Women’s Health Education (Volume 2), Pelvic Diseases: Web Resources
A note about Web resources: The Internet contains a wealth of resources. Using any of the common search engines (e.g., Google, Yahoo, or Bing) with search terms such as “pelvic disease” or “cancer” will produce a very robust listing for your review. In general, you should be cautious of information presented on the Internet since anyone can host a web site and present information. Your healthcare provider can guide your search for sites he/she trusts. This listing is by no means complete but is presented for your convenience.
Center of Excellence for Medical Multimedia (CEMM)
The CEMM is a dynamic initiative from the Office of the Surgeon General aimed at supplying the most powerful interactive technologies available to Medical Treatment Facilities (MTF), Health and Wellness Centers (HAWC), and TRICARE civilian medical facilities.
The National Institutes of Health (NIH)
The National Institutes of Health (NIH), a part of the U.S. Department of Health and Human Services, is the primary Federal agency for conducting and supporting medical research.
Helping to lead the way toward important medical discoveries that improve people’s health and save lives, NIH scientists investigate ways to prevent disease as well as the causes, treatments, and even cures for common and rare diseases.
Medline Plus (NIH)
MedlinePlus brings together authoritative information from NLM, the National Institutes of Health (NIH), and other government agencies and health-related organizations. Preformulated MEDLINE searches are included in MedlinePlus and give easy access to medical journal articles. MedlinePlus also has extensive information about drugs, an illustrated medical encyclopedia, interactive patient tutorials, and latest health news.
National Cancer Institute
The National Cancer Institute (NCI) is a component of the National Institutes of Health (NIH), one of eight agencies that compose the Public Health Service (PHS) in the Department of Health and Human Services (DHHS). The NCI, established under the National Cancer Institute Act of 1937, is the Federal Government’s principal agency for cancer research and training. The National Cancer Act of 1971 broadened the scope and responsibilities of the NCI and created the National Cancer Program. Over the years, legislative amendments have maintained the NCI authorities and responsibilities and added new information dissemination mandates as well as a requirement to assess the incorporation of state-of-the-art cancer treatments into clinical practice.
The National Cancer Institute coordinates the National Cancer Program, which conducts and supports research, training, health information dissemination, and other programs with respect to the cause, diagnosis, prevention, and treatment of cancer, rehabilitation from cancer, and the continuing care of cancer patients and the families of cancer patients.
American Cancer Society

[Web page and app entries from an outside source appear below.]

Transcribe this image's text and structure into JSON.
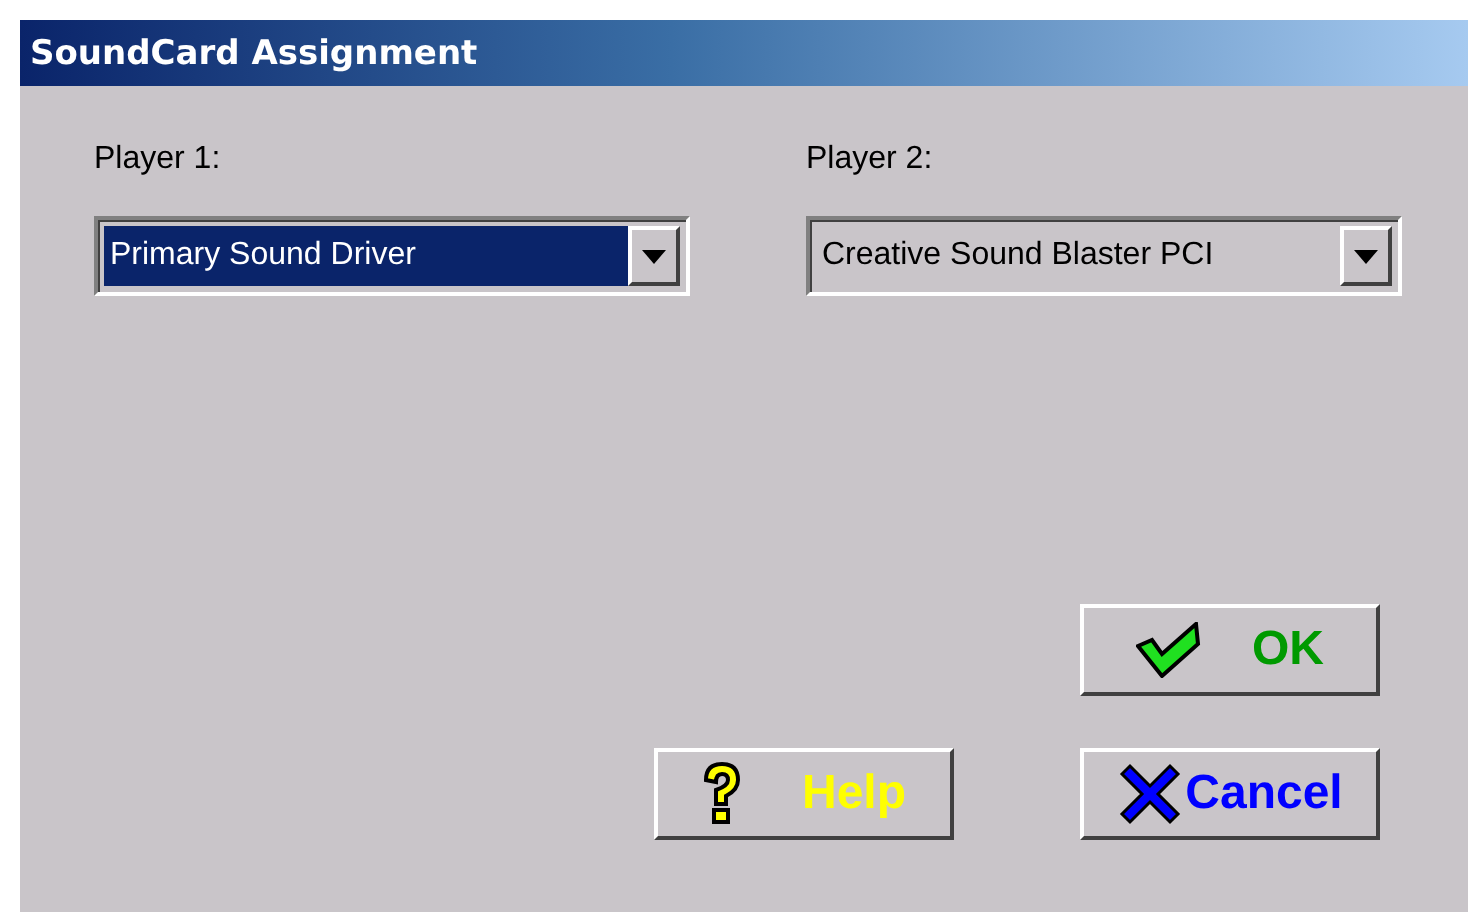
{
  "window": {
    "title": "SoundCard Assignment"
  },
  "players": [
    {
      "label": "Player 1:",
      "value": "Primary Sound Driver",
      "focused": true
    },
    {
      "label": "Player 2:",
      "value": "Creative Sound Blaster PCI",
      "focused": false
    }
  ],
  "buttons": [
    {
      "kind": "ok",
      "label": "OK",
      "color": "#009a00"
    },
    {
      "kind": "help",
      "label": "Help",
      "color": "#ffff00"
    },
    {
      "kind": "cancel",
      "label": "Cancel",
      "color": "#0000ff"
    }
  ]
}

The American Cancer Society is the nationwide community-based voluntary health organization dedicated to eliminating cancer as a major health problem by preventing cancer, saving lives, and diminishing suffering from cancer, through research, education, advocacy, and service.
The Office on Women’s Health (OWH) was established in 1991 within the U.S. Department of Health and Human Services. Its Vision is to ensure that “all women and girls achieve the best possible health.” Its mission is to “provide national leadership and coordination to improve the health of women and girls through policy, education and model programs.” The strategy OWH uses to achieve its mission and vision is through the development of innovative programs, by educating health professionals, and motivating behavior change in consumers through the dissemination of health information.
Women’s Cancer Network
The mission of the Women’s Cancer Network is to keep women informed and to enable them to be their own health advocates. The Gynecologic Cancer Foundation (GCF) has developed the Women’s Cancer Network with an unrestricted educational grant provided by Bristol-Myers Squibb Oncology.
The WCN is an interactive web site dedicated to informing women around the world about gynecologic cancer. Our goal is to assist women who have developed cancer, as well as their families, to understand more about the disease, learn about treatment options, and gain access to new or experimental therapies.
The Gynecologic Cancer Foundation (GCF)
The Gynecologic Cancer Foundation (GCF) was established in 1991 by the Society of Gynecologic Oncologists (SGO) to promote public awareness about the prevention, early detection, and treatment of gynecologic cancers. SGO, with approximately 1200 members, is the only national professional organization for gynecologic oncologists. All SGO members are members of the Foundation.
Gynecologic oncologists are board-certified obstetrician/gynecologists with an additional three to four years of specialized training in treating gynecologic cancers from an American Board of Obstetrics and Gynecology-approved program. This subspecialty program provides training in the biology and pathology of gynecologic cancers, as well as in all forms of treatment for these diseases, including surgery, radiation, chemotherapy, and experimental treatments.
In addition to engaging in public education, GCF also supports research and training related to gynecologic cancers. GCF is a 501(c)3 not-for-profit organization that advances its mission by increasing public and private funds that aid in the development and implementation of programs to meet these goals.